“It’s the provincial government that loses out on that $40,000 of revenue,” he told The Province. “I’m surprised the government hasn’t moved to close that loophole.”
Bateman also questioned why bus drivers couldn’t be penalized with both training and a fine.
“Public safety is on the line. I don’t see this as an either/or thing,” he said.
A second infraction could result in a suspension and a third red-light violation could lead to a dismissal.
CMBC drivers are still required to pay fines for traffic infractions issued by officers who pull them over.
Their counterparts in Calgary and Edmonton, however, are responsible for their own fines, whether automated or issued by an officer.
TransLink spokesman Derek Zabel was not aware of any driver that had been dismissed for ignoring red lights.
The training strategy may be paying off because there have been just two red-light infractions so far this year.
That compares with 71 in 2008, 49 in 2009, 27 in 2010, 37 in 2011 and 49 in 2012.
ICBC said there were approximately 31,000 such “safety camera” tickets issued in B.C. in 2012.
SAFETY ‘No. 1 PRIORITY’
Zabel believes the training works and he’s not aware of any changes in TransLink policy in regards to the red-light infraction.
“Our training program is highly regarded and it’s entrenched in safety,” said Zabel. “It’s our No. 1 priority.
“When things do happen, it’s our job to go out there and train employees and make sure they’re driving that bus safely.”
Zabel said the training method is allowed under the Motor Vehicle Act as an alternative to fines.

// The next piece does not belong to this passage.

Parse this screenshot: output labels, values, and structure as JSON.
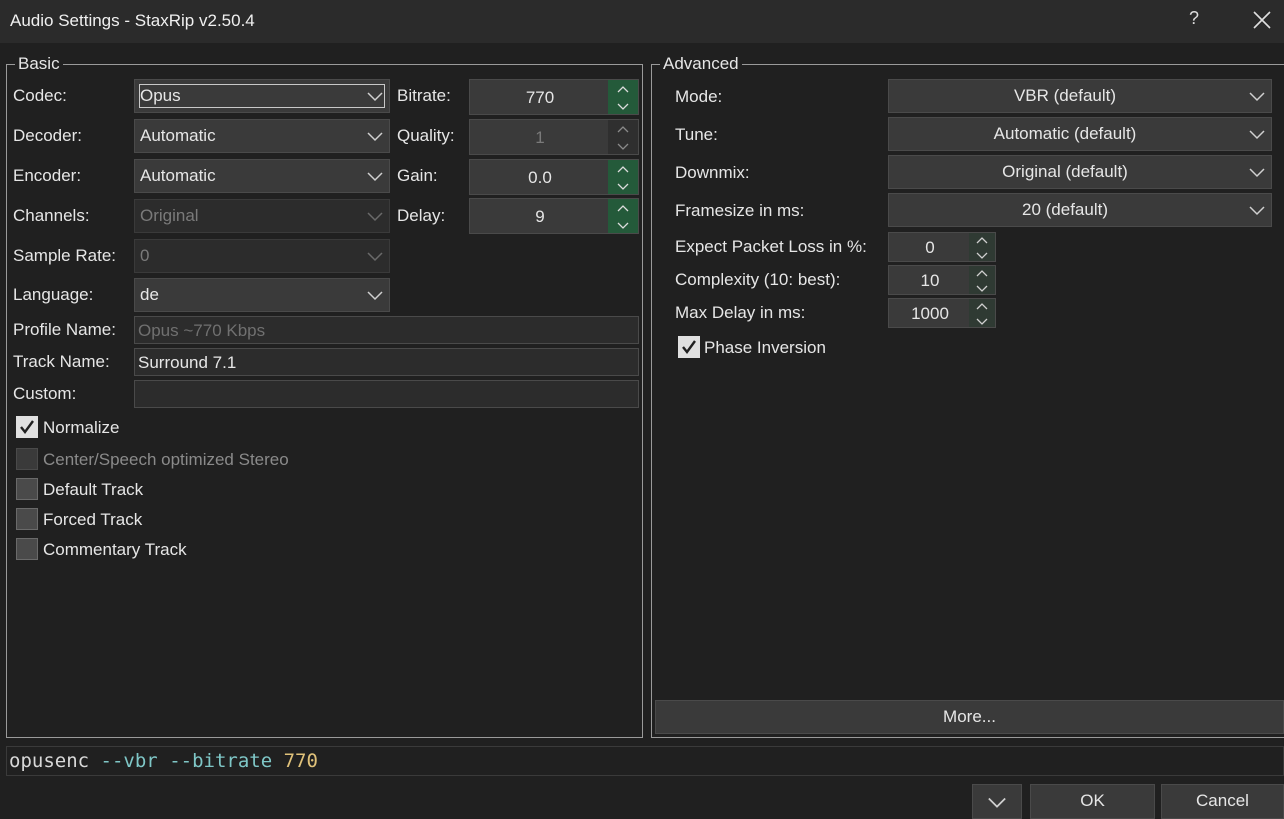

“Vehicle owners, such as TransLink in this case, are not liable for electronic red light infractions if they can show due diligence and reasonable care in entrusting their vehicles to its drivers,” he said.
“It’s something anybody can apply for under the Motor Vehicle Act,” Zabel said.
The result is a progressive discipline program instead of fines.
‘STRONG DISCIPLINE PROCESS’
Minister Shirley Bond defended TransLink’s methods of dealing with red-light tickets, noting “there is no legal loophole.”
Bond said she had directed staff to examine the matter and was informed it was a “strong discipline process.”
“How TransLink deals with their drivers internally is a matter for them to address,” she said.
“To pursue prosecution . . . would effectively waste scarce court and prosecution resources without the prospect of a successful prosecution.”
'TWO SETS OF RULES'
Bateman, however, doesn’t agree with the alternative allowed by what he calls a “one-off court judgment,” stressing safety still needs to come first.
“What this shows you is that there’s two sets of rules: one set for TransLink and one set for everyone else,” he said. “What gives them the right to have different rules than anyone else?”
Don MacLeod, president of Local 111 in the Canadian Auto Workers that represents bus drivers, did not respond to a request for an interview.